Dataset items

»»

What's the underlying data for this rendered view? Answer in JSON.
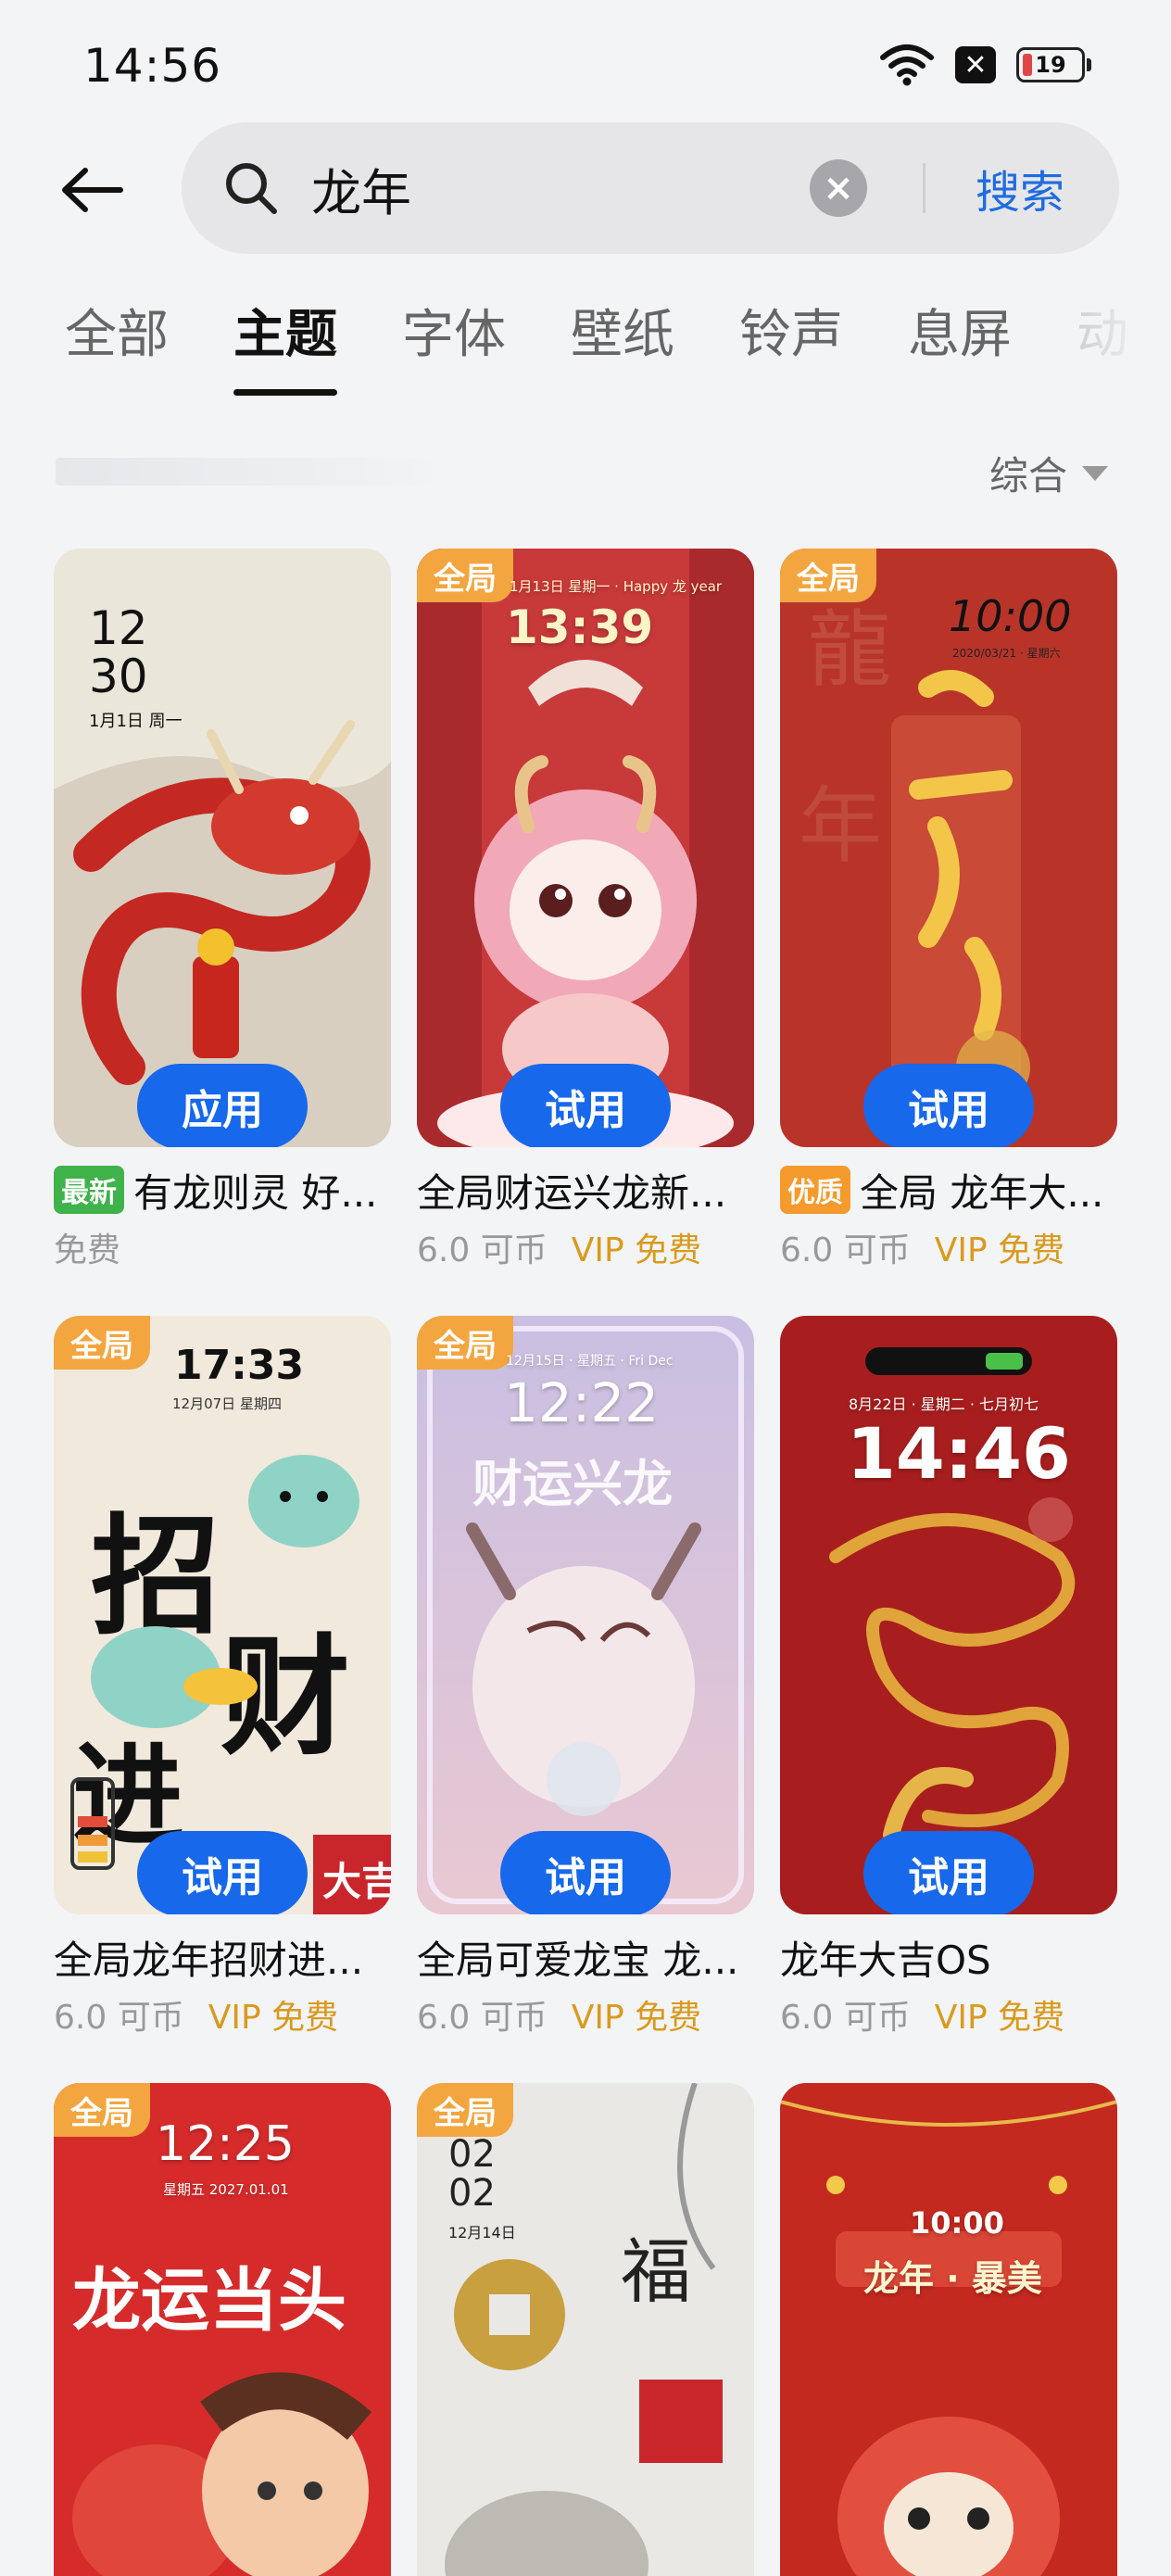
{
  "status": {
    "time": "14:56",
    "battery": "19"
  },
  "search": {
    "query": "龙年",
    "submit_label": "搜索"
  },
  "tabs": [
    {
      "label": "全部"
    },
    {
      "label": "主题"
    },
    {
      "label": "字体"
    },
    {
      "label": "壁纸"
    },
    {
      "label": "铃声"
    },
    {
      "label": "息屏"
    },
    {
      "label": "动"
    }
  ],
  "active_tab": "主题",
  "sort": {
    "label": "综合"
  },
  "cards": [
    {
      "title": "有龙则灵 好...",
      "tag": "最新",
      "price": "免费",
      "vip": "",
      "action": "应用",
      "badge": "",
      "thumb_time": "12\n30",
      "thumb_sub": "1月1日 周一",
      "bg": "#e9e4d8"
    },
    {
      "title": "全局财运兴龙新...",
      "tag": "",
      "price": "6.0 可币",
      "vip": "VIP 免费",
      "action": "试用",
      "badge": "全局",
      "thumb_time": "13:39",
      "thumb_sub": "1月13日 星期一 · Happy 龙 year",
      "bg": "#c83b3b"
    },
    {
      "title": "全局 龙年大...",
      "tag": "优质",
      "price": "6.0 可币",
      "vip": "VIP 免费",
      "action": "试用",
      "badge": "全局",
      "thumb_time": "10:00",
      "thumb_sub": "2020/03/21 · 星期六",
      "bg": "#b83429"
    },
    {
      "title": "全局龙年招财进...",
      "tag": "",
      "price": "6.0 可币",
      "vip": "VIP 免费",
      "action": "试用",
      "badge": "全局",
      "thumb_time": "17:33",
      "thumb_sub": "12月07日 星期四",
      "bg": "#f1e9dc"
    },
    {
      "title": "全局可爱龙宝 龙...",
      "tag": "",
      "price": "6.0 可币",
      "vip": "VIP 免费",
      "action": "试用",
      "badge": "全局",
      "thumb_time": "12:22",
      "thumb_sub": "12月15日 · 星期五 · Fri Dec",
      "bg": "#cfc4dc"
    },
    {
      "title": "龙年大吉OS",
      "tag": "",
      "price": "6.0 可币",
      "vip": "VIP 免费",
      "action": "试用",
      "badge": "",
      "thumb_time": "14:46",
      "thumb_sub": "8月22日 · 星期二 · 七月初七",
      "bg": "#a81e1e"
    },
    {
      "title": "",
      "tag": "",
      "price": "",
      "vip": "",
      "action": "",
      "badge": "全局",
      "thumb_time": "12:25",
      "thumb_sub": "星期五 2027.01.01",
      "bg": "#d62b2b"
    },
    {
      "title": "",
      "tag": "",
      "price": "",
      "vip": "",
      "action": "",
      "badge": "全局",
      "thumb_time": "02\n02",
      "thumb_sub": "12月14日",
      "bg": "#e9e8e4"
    },
    {
      "title": "",
      "tag": "",
      "price": "",
      "vip": "",
      "action": "",
      "badge": "",
      "thumb_time": "10:00",
      "thumb_sub": "龙年 · 暴美",
      "bg": "#c3291f"
    }
  ]
}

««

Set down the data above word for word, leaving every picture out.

What's the underlying data for this rendered view? Answer in JSON.
{
  "status": {
    "time": "14:56",
    "battery": "19"
  },
  "search": {
    "query": "龙年",
    "submit_label": "搜索"
  },
  "tabs": [
    {
      "label": "全部"
    },
    {
      "label": "主题"
    },
    {
      "label": "字体"
    },
    {
      "label": "壁纸"
    },
    {
      "label": "铃声"
    },
    {
      "label": "息屏"
    },
    {
      "label": "动"
    }
  ],
  "active_tab": "主题",
  "sort": {
    "label": "综合"
  },
  "cards": [
    {
      "title": "有龙则灵 好...",
      "tag": "最新",
      "price": "免费",
      "vip": "",
      "action": "应用",
      "badge": "",
      "thumb_time": "12\n30",
      "thumb_sub": "1月1日 周一",
      "bg": "#e9e4d8"
    },
    {
      "title": "全局财运兴龙新...",
      "tag": "",
      "price": "6.0 可币",
      "vip": "VIP 免费",
      "action": "试用",
      "badge": "全局",
      "thumb_time": "13:39",
      "thumb_sub": "1月13日 星期一 · Happy 龙 year",
      "bg": "#c83b3b"
    },
    {
      "title": "全局 龙年大...",
      "tag": "优质",
      "price": "6.0 可币",
      "vip": "VIP 免费",
      "action": "试用",
      "badge": "全局",
      "thumb_time": "10:00",
      "thumb_sub": "2020/03/21 · 星期六",
      "bg": "#b83429"
    },
    {
      "title": "全局龙年招财进...",
      "tag": "",
      "price": "6.0 可币",
      "vip": "VIP 免费",
      "action": "试用",
      "badge": "全局",
      "thumb_time": "17:33",
      "thumb_sub": "12月07日 星期四",
      "bg": "#f1e9dc"
    },
    {
      "title": "全局可爱龙宝 龙...",
      "tag": "",
      "price": "6.0 可币",
      "vip": "VIP 免费",
      "action": "试用",
      "badge": "全局",
      "thumb_time": "12:22",
      "thumb_sub": "12月15日 · 星期五 · Fri Dec",
      "bg": "#cfc4dc"
    },
    {
      "title": "龙年大吉OS",
      "tag": "",
      "price": "6.0 可币",
      "vip": "VIP 免费",
      "action": "试用",
      "badge": "",
      "thumb_time": "14:46",
      "thumb_sub": "8月22日 · 星期二 · 七月初七",
      "bg": "#a81e1e"
    },
    {
      "title": "",
      "tag": "",
      "price": "",
      "vip": "",
      "action": "",
      "badge": "全局",
      "thumb_time": "12:25",
      "thumb_sub": "星期五 2027.01.01",
      "bg": "#d62b2b"
    },
    {
      "title": "",
      "tag": "",
      "price": "",
      "vip": "",
      "action": "",
      "badge": "全局",
      "thumb_time": "02\n02",
      "thumb_sub": "12月14日",
      "bg": "#e9e8e4"
    },
    {
      "title": "",
      "tag": "",
      "price": "",
      "vip": "",
      "action": "",
      "badge": "",
      "thumb_time": "10:00",
      "thumb_sub": "龙年 · 暴美",
      "bg": "#c3291f"
    }
  ]
}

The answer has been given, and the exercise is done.